> What to do
Word for word, set down the records and skip each picture.

> Available data
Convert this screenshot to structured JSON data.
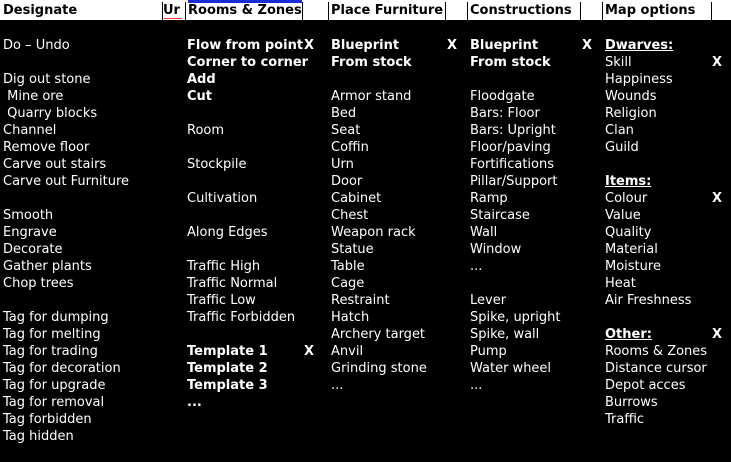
{
  "header": {
    "columns": [
      "Designate",
      "Ur",
      "Rooms & Zones",
      "",
      "Place Furniture",
      "",
      "Constructions",
      "",
      "Map options",
      ""
    ]
  },
  "designate": {
    "items": [
      {
        "label": "Do – Undo",
        "row": 0
      },
      {
        "label": "Dig out stone",
        "row": 2
      },
      {
        "label": " Mine ore",
        "row": 3
      },
      {
        "label": " Quarry blocks",
        "row": 4
      },
      {
        "label": "Channel",
        "row": 5
      },
      {
        "label": "Remove floor",
        "row": 6
      },
      {
        "label": "Carve out stairs",
        "row": 7
      },
      {
        "label": "Carve out Furniture",
        "row": 8
      },
      {
        "label": "Smooth",
        "row": 10
      },
      {
        "label": "Engrave",
        "row": 11
      },
      {
        "label": "Decorate",
        "row": 12
      },
      {
        "label": "Gather plants",
        "row": 13
      },
      {
        "label": "Chop trees",
        "row": 14
      },
      {
        "label": "Tag for dumping",
        "row": 16
      },
      {
        "label": "Tag for melting",
        "row": 17
      },
      {
        "label": "Tag for trading",
        "row": 18
      },
      {
        "label": "Tag for decoration",
        "row": 19
      },
      {
        "label": "Tag for upgrade",
        "row": 20
      },
      {
        "label": "Tag for removal",
        "row": 21
      },
      {
        "label": "Tag forbidden",
        "row": 22
      },
      {
        "label": "Tag hidden",
        "row": 23
      }
    ]
  },
  "rooms": {
    "items": [
      {
        "label": "Flow from point",
        "row": 0,
        "bold": true,
        "x": "X"
      },
      {
        "label": "Corner to corner",
        "row": 1,
        "bold": true
      },
      {
        "label": "Add",
        "row": 2,
        "bold": true
      },
      {
        "label": "Cut",
        "row": 3,
        "bold": true
      },
      {
        "label": "Room",
        "row": 5
      },
      {
        "label": "Stockpile",
        "row": 7
      },
      {
        "label": "Cultivation",
        "row": 9
      },
      {
        "label": "Along Edges",
        "row": 11
      },
      {
        "label": "Traffic High",
        "row": 13
      },
      {
        "label": "Traffic Normal",
        "row": 14
      },
      {
        "label": "Traffic Low",
        "row": 15
      },
      {
        "label": "Traffic Forbidden",
        "row": 16
      },
      {
        "label": "Template 1",
        "row": 18,
        "bold": true,
        "x": "X"
      },
      {
        "label": "Template 2",
        "row": 19,
        "bold": true
      },
      {
        "label": "Template 3",
        "row": 20,
        "bold": true
      },
      {
        "label": "...",
        "row": 21,
        "bold": true
      }
    ]
  },
  "furniture": {
    "items": [
      {
        "label": "Blueprint",
        "row": 0,
        "bold": true,
        "x": "X"
      },
      {
        "label": "From stock",
        "row": 1,
        "bold": true
      },
      {
        "label": "Armor stand",
        "row": 3
      },
      {
        "label": "Bed",
        "row": 4
      },
      {
        "label": "Seat",
        "row": 5
      },
      {
        "label": "Coffin",
        "row": 6
      },
      {
        "label": "Urn",
        "row": 7
      },
      {
        "label": "Door",
        "row": 8
      },
      {
        "label": "Cabinet",
        "row": 9
      },
      {
        "label": "Chest",
        "row": 10
      },
      {
        "label": "Weapon rack",
        "row": 11
      },
      {
        "label": "Statue",
        "row": 12
      },
      {
        "label": "Table",
        "row": 13
      },
      {
        "label": "Cage",
        "row": 14
      },
      {
        "label": "Restraint",
        "row": 15
      },
      {
        "label": "Hatch",
        "row": 16
      },
      {
        "label": "Archery target",
        "row": 17
      },
      {
        "label": "Anvil",
        "row": 18
      },
      {
        "label": "Grinding stone",
        "row": 19
      },
      {
        "label": "...",
        "row": 20
      }
    ]
  },
  "constructions": {
    "items": [
      {
        "label": "Blueprint",
        "row": 0,
        "bold": true,
        "x": "X"
      },
      {
        "label": "From stock",
        "row": 1,
        "bold": true
      },
      {
        "label": "Floodgate",
        "row": 3
      },
      {
        "label": "Bars: Floor",
        "row": 4
      },
      {
        "label": "Bars: Upright",
        "row": 5
      },
      {
        "label": "Floor/paving",
        "row": 6
      },
      {
        "label": "Fortifications",
        "row": 7
      },
      {
        "label": "Pillar/Support",
        "row": 8
      },
      {
        "label": "Ramp",
        "row": 9
      },
      {
        "label": "Staircase",
        "row": 10
      },
      {
        "label": "Wall",
        "row": 11
      },
      {
        "label": "Window",
        "row": 12
      },
      {
        "label": "...",
        "row": 13
      },
      {
        "label": "Lever",
        "row": 15
      },
      {
        "label": "Spike, upright",
        "row": 16
      },
      {
        "label": "Spike, wall",
        "row": 17
      },
      {
        "label": "Pump",
        "row": 18
      },
      {
        "label": "Water wheel",
        "row": 19
      },
      {
        "label": "...",
        "row": 20
      }
    ]
  },
  "map_options": {
    "items": [
      {
        "label": "Dwarves:",
        "row": 0,
        "section": true
      },
      {
        "label": "Skill",
        "row": 1,
        "x": "X"
      },
      {
        "label": "Happiness",
        "row": 2
      },
      {
        "label": "Wounds",
        "row": 3
      },
      {
        "label": "Religion",
        "row": 4
      },
      {
        "label": "Clan",
        "row": 5
      },
      {
        "label": "Guild",
        "row": 6
      },
      {
        "label": "Items:",
        "row": 8,
        "section": true
      },
      {
        "label": "Colour",
        "row": 9,
        "x": "X"
      },
      {
        "label": "Value",
        "row": 10
      },
      {
        "label": "Quality",
        "row": 11
      },
      {
        "label": "Material",
        "row": 12
      },
      {
        "label": "Moisture",
        "row": 13
      },
      {
        "label": "Heat",
        "row": 14
      },
      {
        "label": "Air Freshness",
        "row": 15
      },
      {
        "label": "Other:",
        "row": 17,
        "section": true,
        "x": "X"
      },
      {
        "label": "Rooms & Zones",
        "row": 18
      },
      {
        "label": "Distance cursor",
        "row": 19
      },
      {
        "label": "Depot acces",
        "row": 20
      },
      {
        "label": "Burrows",
        "row": 21
      },
      {
        "label": "Traffic",
        "row": 22
      }
    ]
  },
  "colors": {
    "background": "#000000",
    "header_bg": "#ffffff",
    "header_link": "#1a2bd6",
    "spell_underline": "#ff3333"
  }
}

> Written solution
Convert this screenshot to structured JSON data.
{
  "header": {
    "columns": [
      "Designate",
      "Ur",
      "Rooms & Zones",
      "",
      "Place Furniture",
      "",
      "Constructions",
      "",
      "Map options",
      ""
    ]
  },
  "designate": {
    "items": [
      {
        "label": "Do – Undo",
        "row": 0
      },
      {
        "label": "Dig out stone",
        "row": 2
      },
      {
        "label": " Mine ore",
        "row": 3
      },
      {
        "label": " Quarry blocks",
        "row": 4
      },
      {
        "label": "Channel",
        "row": 5
      },
      {
        "label": "Remove floor",
        "row": 6
      },
      {
        "label": "Carve out stairs",
        "row": 7
      },
      {
        "label": "Carve out Furniture",
        "row": 8
      },
      {
        "label": "Smooth",
        "row": 10
      },
      {
        "label": "Engrave",
        "row": 11
      },
      {
        "label": "Decorate",
        "row": 12
      },
      {
        "label": "Gather plants",
        "row": 13
      },
      {
        "label": "Chop trees",
        "row": 14
      },
      {
        "label": "Tag for dumping",
        "row": 16
      },
      {
        "label": "Tag for melting",
        "row": 17
      },
      {
        "label": "Tag for trading",
        "row": 18
      },
      {
        "label": "Tag for decoration",
        "row": 19
      },
      {
        "label": "Tag for upgrade",
        "row": 20
      },
      {
        "label": "Tag for removal",
        "row": 21
      },
      {
        "label": "Tag forbidden",
        "row": 22
      },
      {
        "label": "Tag hidden",
        "row": 23
      }
    ]
  },
  "rooms": {
    "items": [
      {
        "label": "Flow from point",
        "row": 0,
        "bold": true,
        "x": "X"
      },
      {
        "label": "Corner to corner",
        "row": 1,
        "bold": true
      },
      {
        "label": "Add",
        "row": 2,
        "bold": true
      },
      {
        "label": "Cut",
        "row": 3,
        "bold": true
      },
      {
        "label": "Room",
        "row": 5
      },
      {
        "label": "Stockpile",
        "row": 7
      },
      {
        "label": "Cultivation",
        "row": 9
      },
      {
        "label": "Along Edges",
        "row": 11
      },
      {
        "label": "Traffic High",
        "row": 13
      },
      {
        "label": "Traffic Normal",
        "row": 14
      },
      {
        "label": "Traffic Low",
        "row": 15
      },
      {
        "label": "Traffic Forbidden",
        "row": 16
      },
      {
        "label": "Template 1",
        "row": 18,
        "bold": true,
        "x": "X"
      },
      {
        "label": "Template 2",
        "row": 19,
        "bold": true
      },
      {
        "label": "Template 3",
        "row": 20,
        "bold": true
      },
      {
        "label": "...",
        "row": 21,
        "bold": true
      }
    ]
  },
  "furniture": {
    "items": [
      {
        "label": "Blueprint",
        "row": 0,
        "bold": true,
        "x": "X"
      },
      {
        "label": "From stock",
        "row": 1,
        "bold": true
      },
      {
        "label": "Armor stand",
        "row": 3
      },
      {
        "label": "Bed",
        "row": 4
      },
      {
        "label": "Seat",
        "row": 5
      },
      {
        "label": "Coffin",
        "row": 6
      },
      {
        "label": "Urn",
        "row": 7
      },
      {
        "label": "Door",
        "row": 8
      },
      {
        "label": "Cabinet",
        "row": 9
      },
      {
        "label": "Chest",
        "row": 10
      },
      {
        "label": "Weapon rack",
        "row": 11
      },
      {
        "label": "Statue",
        "row": 12
      },
      {
        "label": "Table",
        "row": 13
      },
      {
        "label": "Cage",
        "row": 14
      },
      {
        "label": "Restraint",
        "row": 15
      },
      {
        "label": "Hatch",
        "row": 16
      },
      {
        "label": "Archery target",
        "row": 17
      },
      {
        "label": "Anvil",
        "row": 18
      },
      {
        "label": "Grinding stone",
        "row": 19
      },
      {
        "label": "...",
        "row": 20
      }
    ]
  },
  "constructions": {
    "items": [
      {
        "label": "Blueprint",
        "row": 0,
        "bold": true,
        "x": "X"
      },
      {
        "label": "From stock",
        "row": 1,
        "bold": true
      },
      {
        "label": "Floodgate",
        "row": 3
      },
      {
        "label": "Bars: Floor",
        "row": 4
      },
      {
        "label": "Bars: Upright",
        "row": 5
      },
      {
        "label": "Floor/paving",
        "row": 6
      },
      {
        "label": "Fortifications",
        "row": 7
      },
      {
        "label": "Pillar/Support",
        "row": 8
      },
      {
        "label": "Ramp",
        "row": 9
      },
      {
        "label": "Staircase",
        "row": 10
      },
      {
        "label": "Wall",
        "row": 11
      },
      {
        "label": "Window",
        "row": 12
      },
      {
        "label": "...",
        "row": 13
      },
      {
        "label": "Lever",
        "row": 15
      },
      {
        "label": "Spike, upright",
        "row": 16
      },
      {
        "label": "Spike, wall",
        "row": 17
      },
      {
        "label": "Pump",
        "row": 18
      },
      {
        "label": "Water wheel",
        "row": 19
      },
      {
        "label": "...",
        "row": 20
      }
    ]
  },
  "map_options": {
    "items": [
      {
        "label": "Dwarves:",
        "row": 0,
        "section": true
      },
      {
        "label": "Skill",
        "row": 1,
        "x": "X"
      },
      {
        "label": "Happiness",
        "row": 2
      },
      {
        "label": "Wounds",
        "row": 3
      },
      {
        "label": "Religion",
        "row": 4
      },
      {
        "label": "Clan",
        "row": 5
      },
      {
        "label": "Guild",
        "row": 6
      },
      {
        "label": "Items:",
        "row": 8,
        "section": true
      },
      {
        "label": "Colour",
        "row": 9,
        "x": "X"
      },
      {
        "label": "Value",
        "row": 10
      },
      {
        "label": "Quality",
        "row": 11
      },
      {
        "label": "Material",
        "row": 12
      },
      {
        "label": "Moisture",
        "row": 13
      },
      {
        "label": "Heat",
        "row": 14
      },
      {
        "label": "Air Freshness",
        "row": 15
      },
      {
        "label": "Other:",
        "row": 17,
        "section": true,
        "x": "X"
      },
      {
        "label": "Rooms & Zones",
        "row": 18
      },
      {
        "label": "Distance cursor",
        "row": 19
      },
      {
        "label": "Depot acces",
        "row": 20
      },
      {
        "label": "Burrows",
        "row": 21
      },
      {
        "label": "Traffic",
        "row": 22
      }
    ]
  },
  "colors": {
    "background": "#000000",
    "header_bg": "#ffffff",
    "header_link": "#1a2bd6",
    "spell_underline": "#ff3333"
  }
}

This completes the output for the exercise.